4. Here are a few ideas: reduce the number of physical servers; be strategic about physical storage backups; and for on-premises data centers, use motion lights that go off when you are not in the room. We're also trying to develop a series of magnets that will create energy and stay in perpetual motion, powering the entire planet, but I'm a few months away from having that ready. :)
5. There are highly innovative panels that draw power from an ancient secret power source. :) Seriously though, solar energy for powering data centers can go a long way. Although it's more of a long-term capital investment, alternate energy sources are great for both saving money and being green.
6. Monitor power consumption on raised floors. Using a monitoring tool, data center facilitators are able to get real-time and trending data on changes as a result of airflow, new units, or new equipment, so when changes are made, they're easily mapped to increased or decreased costs.
7. This is often a forgotten piece of the green data center conversation (which usually revolves around the physical infrastructure), but ensuring that all the software elements in your data center — from applications to virtualization to databases — are operating and at optimum efficiency can help. This really comes down to effective monitoring, along with using it to establish a baseline "normal" so you can work to make improvements.

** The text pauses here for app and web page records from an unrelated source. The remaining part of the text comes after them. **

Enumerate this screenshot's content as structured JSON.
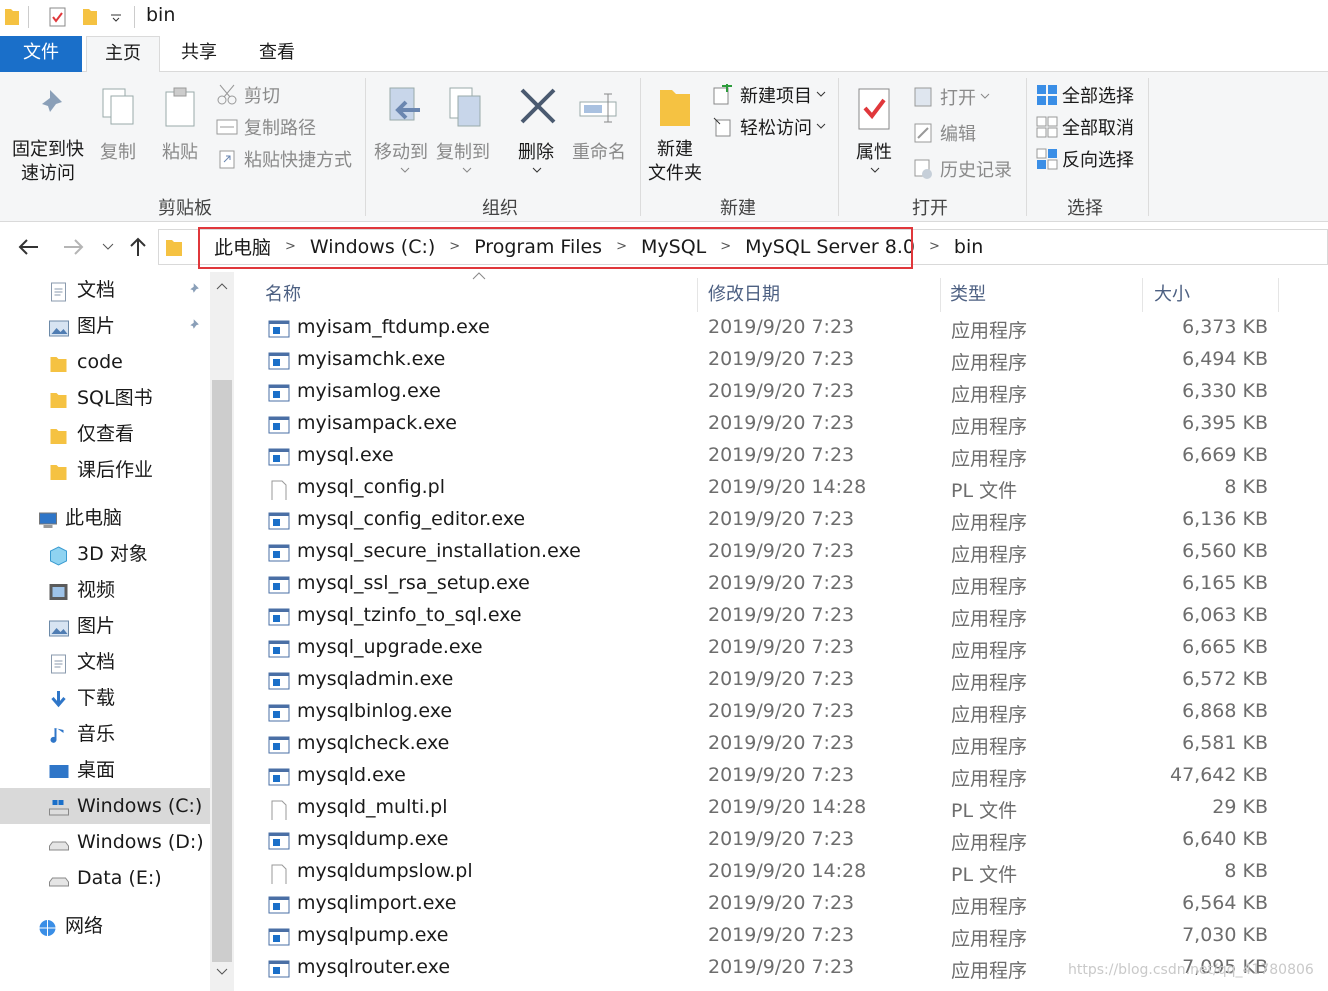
{
  "window": {
    "title": "bin"
  },
  "tabs": {
    "file": "文件",
    "home": "主页",
    "share": "共享",
    "view": "查看"
  },
  "ribbon": {
    "pin": "固定到快\n速访问",
    "copy": "复制",
    "paste": "粘贴",
    "cut": "剪切",
    "copy_path": "复制路径",
    "paste_shortcut": "粘贴快捷方式",
    "move_to": "移动到",
    "copy_to": "复制到",
    "delete": "删除",
    "rename": "重命名",
    "new_folder": "新建\n文件夹",
    "new_item": "新建项目",
    "easy_access": "轻松访问",
    "properties": "属性",
    "open": "打开",
    "edit": "编辑",
    "history": "历史记录",
    "select_all": "全部选择",
    "select_none": "全部取消",
    "invert": "反向选择",
    "groups": {
      "clipboard": "剪贴板",
      "organize": "组织",
      "new": "新建",
      "open": "打开",
      "select": "选择"
    }
  },
  "address": {
    "crumbs": [
      "此电脑",
      "Windows (C:)",
      "Program Files",
      "MySQL",
      "MySQL Server 8.0",
      "bin"
    ]
  },
  "nav": {
    "quick": [
      {
        "label": "文档",
        "icon": "document-icon",
        "pinned": true
      },
      {
        "label": "图片",
        "icon": "picture-icon",
        "pinned": true
      },
      {
        "label": "code",
        "icon": "folder-icon"
      },
      {
        "label": "SQL图书",
        "icon": "folder-icon"
      },
      {
        "label": "仅查看",
        "icon": "folder-icon"
      },
      {
        "label": "课后作业",
        "icon": "folder-icon"
      }
    ],
    "this_pc": "此电脑",
    "pc": [
      {
        "label": "3D 对象",
        "icon": "3d-objects-icon"
      },
      {
        "label": "视频",
        "icon": "video-icon"
      },
      {
        "label": "图片",
        "icon": "picture-icon"
      },
      {
        "label": "文档",
        "icon": "document-icon"
      },
      {
        "label": "下载",
        "icon": "download-icon"
      },
      {
        "label": "音乐",
        "icon": "music-icon"
      },
      {
        "label": "桌面",
        "icon": "desktop-icon"
      },
      {
        "label": "Windows (C:)",
        "icon": "drive-c-icon",
        "selected": true
      },
      {
        "label": "Windows (D:)",
        "icon": "drive-icon"
      },
      {
        "label": "Data (E:)",
        "icon": "drive-icon"
      }
    ],
    "network": "网络"
  },
  "columns": {
    "name": "名称",
    "date": "修改日期",
    "type": "类型",
    "size": "大小"
  },
  "files": [
    {
      "name": "myisam_ftdump.exe",
      "date": "2019/9/20 7:23",
      "type": "应用程序",
      "size": "6,373 KB",
      "kind": "exe"
    },
    {
      "name": "myisamchk.exe",
      "date": "2019/9/20 7:23",
      "type": "应用程序",
      "size": "6,494 KB",
      "kind": "exe"
    },
    {
      "name": "myisamlog.exe",
      "date": "2019/9/20 7:23",
      "type": "应用程序",
      "size": "6,330 KB",
      "kind": "exe"
    },
    {
      "name": "myisampack.exe",
      "date": "2019/9/20 7:23",
      "type": "应用程序",
      "size": "6,395 KB",
      "kind": "exe"
    },
    {
      "name": "mysql.exe",
      "date": "2019/9/20 7:23",
      "type": "应用程序",
      "size": "6,669 KB",
      "kind": "exe"
    },
    {
      "name": "mysql_config.pl",
      "date": "2019/9/20 14:28",
      "type": "PL 文件",
      "size": "8 KB",
      "kind": "pl"
    },
    {
      "name": "mysql_config_editor.exe",
      "date": "2019/9/20 7:23",
      "type": "应用程序",
      "size": "6,136 KB",
      "kind": "exe"
    },
    {
      "name": "mysql_secure_installation.exe",
      "date": "2019/9/20 7:23",
      "type": "应用程序",
      "size": "6,560 KB",
      "kind": "exe"
    },
    {
      "name": "mysql_ssl_rsa_setup.exe",
      "date": "2019/9/20 7:23",
      "type": "应用程序",
      "size": "6,165 KB",
      "kind": "exe"
    },
    {
      "name": "mysql_tzinfo_to_sql.exe",
      "date": "2019/9/20 7:23",
      "type": "应用程序",
      "size": "6,063 KB",
      "kind": "exe"
    },
    {
      "name": "mysql_upgrade.exe",
      "date": "2019/9/20 7:23",
      "type": "应用程序",
      "size": "6,665 KB",
      "kind": "exe"
    },
    {
      "name": "mysqladmin.exe",
      "date": "2019/9/20 7:23",
      "type": "应用程序",
      "size": "6,572 KB",
      "kind": "exe"
    },
    {
      "name": "mysqlbinlog.exe",
      "date": "2019/9/20 7:23",
      "type": "应用程序",
      "size": "6,868 KB",
      "kind": "exe"
    },
    {
      "name": "mysqlcheck.exe",
      "date": "2019/9/20 7:23",
      "type": "应用程序",
      "size": "6,581 KB",
      "kind": "exe"
    },
    {
      "name": "mysqld.exe",
      "date": "2019/9/20 7:23",
      "type": "应用程序",
      "size": "47,642 KB",
      "kind": "exe"
    },
    {
      "name": "mysqld_multi.pl",
      "date": "2019/9/20 14:28",
      "type": "PL 文件",
      "size": "29 KB",
      "kind": "pl"
    },
    {
      "name": "mysqldump.exe",
      "date": "2019/9/20 7:23",
      "type": "应用程序",
      "size": "6,640 KB",
      "kind": "exe"
    },
    {
      "name": "mysqldumpslow.pl",
      "date": "2019/9/20 14:28",
      "type": "PL 文件",
      "size": "8 KB",
      "kind": "pl"
    },
    {
      "name": "mysqlimport.exe",
      "date": "2019/9/20 7:23",
      "type": "应用程序",
      "size": "6,564 KB",
      "kind": "exe"
    },
    {
      "name": "mysqlpump.exe",
      "date": "2019/9/20 7:23",
      "type": "应用程序",
      "size": "7,030 KB",
      "kind": "exe"
    },
    {
      "name": "mysqlrouter.exe",
      "date": "2019/9/20 7:23",
      "type": "应用程序",
      "size": "7,095 KB",
      "kind": "exe"
    }
  ],
  "watermark": "https://blog.csdn.net/qq_41780806",
  "colors": {
    "accent": "#1a6fc9",
    "highlight": "#e0373b",
    "folder": "#f5c242"
  }
}
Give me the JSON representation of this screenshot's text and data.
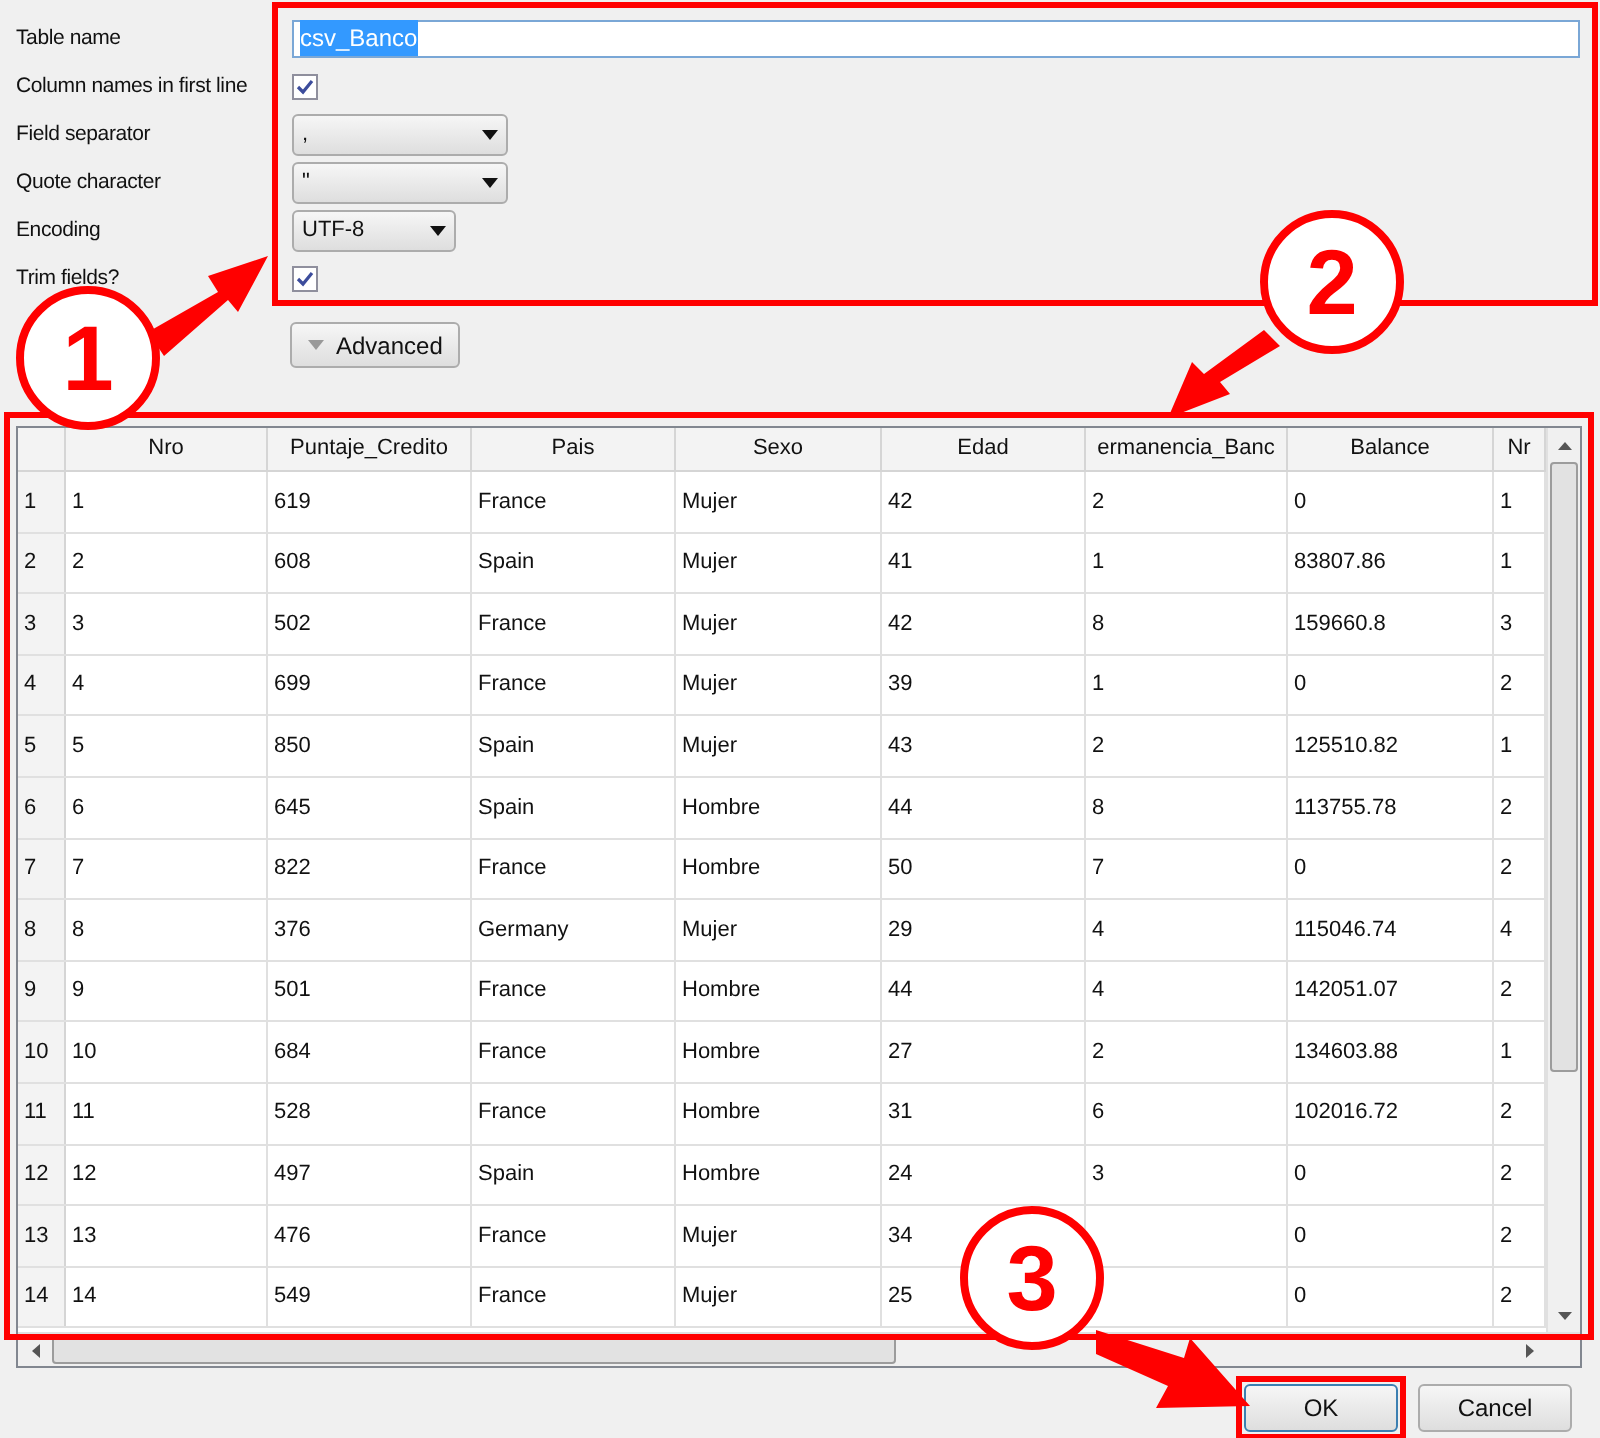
{
  "form": {
    "table_name": {
      "label": "Table name",
      "value": "csv_Banco"
    },
    "column_names": {
      "label": "Column names in first line",
      "checked": true
    },
    "field_separator": {
      "label": "Field separator",
      "value": ","
    },
    "quote_character": {
      "label": "Quote character",
      "value": "\""
    },
    "encoding": {
      "label": "Encoding",
      "value": "UTF-8"
    },
    "trim_fields": {
      "label": "Trim fields?",
      "checked": true
    },
    "advanced": {
      "label": "Advanced",
      "expanded": false
    }
  },
  "table": {
    "columns": [
      "Nro",
      "Puntaje_Credito",
      "Pais",
      "Sexo",
      "Edad",
      "ermanencia_Banc",
      "Balance",
      "Nr"
    ],
    "rows": [
      {
        "header": "1",
        "cells": [
          "1",
          "619",
          "France",
          "Mujer",
          "42",
          "2",
          "0",
          "1"
        ]
      },
      {
        "header": "2",
        "cells": [
          "2",
          "608",
          "Spain",
          "Mujer",
          "41",
          "1",
          "83807.86",
          "1"
        ]
      },
      {
        "header": "3",
        "cells": [
          "3",
          "502",
          "France",
          "Mujer",
          "42",
          "8",
          "159660.8",
          "3"
        ]
      },
      {
        "header": "4",
        "cells": [
          "4",
          "699",
          "France",
          "Mujer",
          "39",
          "1",
          "0",
          "2"
        ]
      },
      {
        "header": "5",
        "cells": [
          "5",
          "850",
          "Spain",
          "Mujer",
          "43",
          "2",
          "125510.82",
          "1"
        ]
      },
      {
        "header": "6",
        "cells": [
          "6",
          "645",
          "Spain",
          "Hombre",
          "44",
          "8",
          "113755.78",
          "2"
        ]
      },
      {
        "header": "7",
        "cells": [
          "7",
          "822",
          "France",
          "Hombre",
          "50",
          "7",
          "0",
          "2"
        ]
      },
      {
        "header": "8",
        "cells": [
          "8",
          "376",
          "Germany",
          "Mujer",
          "29",
          "4",
          "115046.74",
          "4"
        ]
      },
      {
        "header": "9",
        "cells": [
          "9",
          "501",
          "France",
          "Hombre",
          "44",
          "4",
          "142051.07",
          "2"
        ]
      },
      {
        "header": "10",
        "cells": [
          "10",
          "684",
          "France",
          "Hombre",
          "27",
          "2",
          "134603.88",
          "1"
        ]
      },
      {
        "header": "11",
        "cells": [
          "11",
          "528",
          "France",
          "Hombre",
          "31",
          "6",
          "102016.72",
          "2"
        ]
      },
      {
        "header": "12",
        "cells": [
          "12",
          "497",
          "Spain",
          "Hombre",
          "24",
          "3",
          "0",
          "2"
        ]
      },
      {
        "header": "13",
        "cells": [
          "13",
          "476",
          "France",
          "Mujer",
          "34",
          null,
          "0",
          "2"
        ]
      },
      {
        "header": "14",
        "cells": [
          "14",
          "549",
          "France",
          "Mujer",
          "25",
          null,
          "0",
          "2"
        ]
      }
    ]
  },
  "buttons": [
    {
      "label": "OK",
      "selected": true
    },
    {
      "label": "Cancel",
      "selected": false
    }
  ],
  "callouts": [
    "1",
    "2",
    "3"
  ]
}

8. Use Internet of Things data. Wireless sensor nodes help monitor temperature, humidity, sound, and other functions, and give you a lot of the info you need to optimize data center conditions. Why not know more than less?
9. Migrating some workloads to the cloud is a great way to increase the efficiency of your data center. Of course, not everything will be able to be moved offsite (resulting in hybrid IT), but even taking some advantage of the cloud — if done correctly — will produce benefits.
While we probably won't be seeing grassy floors in our data centers anytime soon (this is a good thing!), bearing these tips and tricks in mind will still yield a greener and more cost-effective data center. Regardless of whether you're working in an entirely on-premises data center (unlikely) or a hybrid data center, it's important to maintain an efficient and performance-driven environment for you, your end-users, your company, and last but not least, the environment, which affects all of us.
Leon Adato is a Head Geek at SolarWinds.